What is being asked >> Keep the text of the data exactly as it is and omit each picture from the copy.

Records drawn from a dataset >>
-------------------------

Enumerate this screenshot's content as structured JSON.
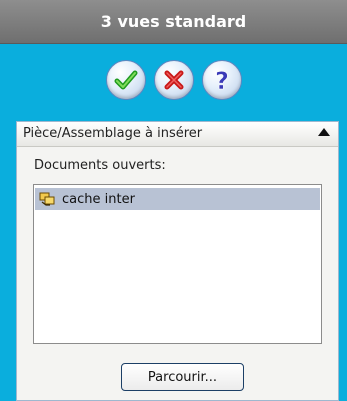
{
  "title": "3 vues standard",
  "actions": {
    "ok_icon": "checkmark-icon",
    "cancel_icon": "close-icon",
    "help_icon": "help-icon"
  },
  "group": {
    "header": "Pièce/Assemblage à insérer",
    "collapse_icon": "collapse-arrow-icon",
    "docs_label": "Documents ouverts:",
    "items": [
      {
        "label": "cache inter",
        "icon": "assembly-icon",
        "selected": true
      }
    ],
    "browse_label": "Parcourir..."
  },
  "colors": {
    "panel_blue": "#0aaedd",
    "titlebar_gray": "#7d7d7d",
    "selection": "#b8c2d4"
  }
}
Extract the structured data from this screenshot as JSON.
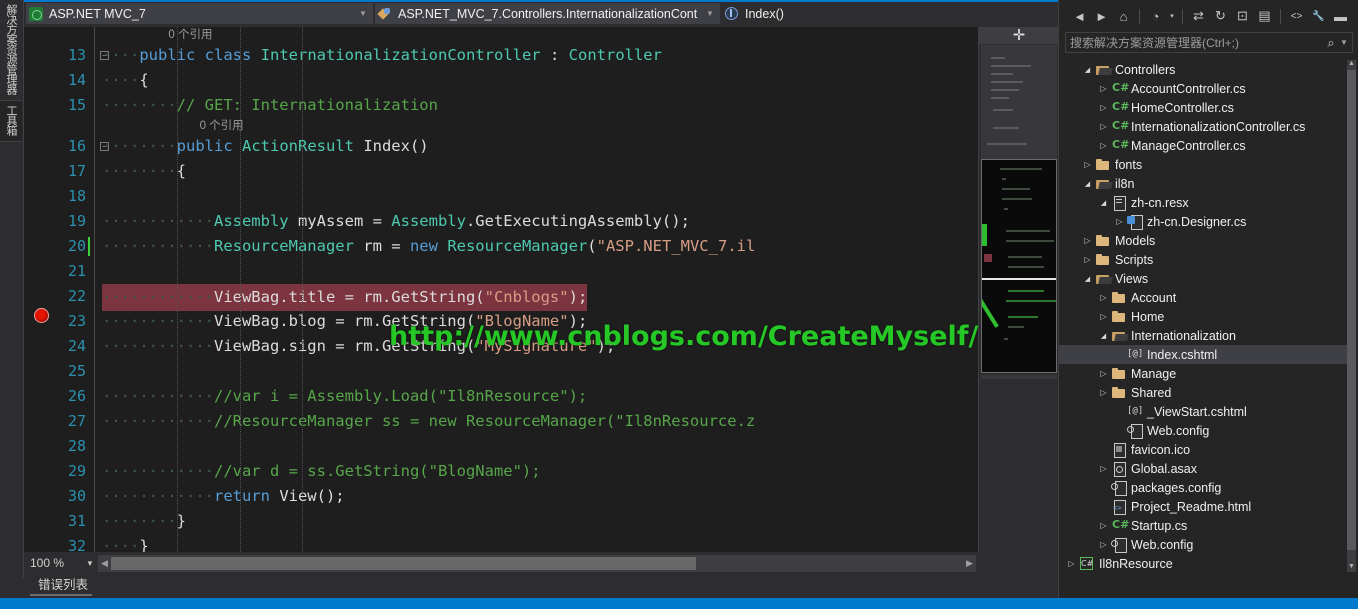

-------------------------

Written solution >>
Enumerate this screenshot's content as structured JSON.
{
  "title": "3 vues standard",
  "actions": {
    "ok_icon": "checkmark-icon",
    "cancel_icon": "close-icon",
    "help_icon": "help-icon"
  },
  "group": {
    "header": "Pièce/Assemblage à insérer",
    "collapse_icon": "collapse-arrow-icon",
    "docs_label": "Documents ouverts:",
    "items": [
      {
        "label": "cache inter",
        "icon": "assembly-icon",
        "selected": true
      }
    ],
    "browse_label": "Parcourir..."
  },
  "colors": {
    "panel_blue": "#0aaedd",
    "titlebar_gray": "#7d7d7d",
    "selection": "#b8c2d4"
  }
}
Extract the structured data from this screenshot as JSON.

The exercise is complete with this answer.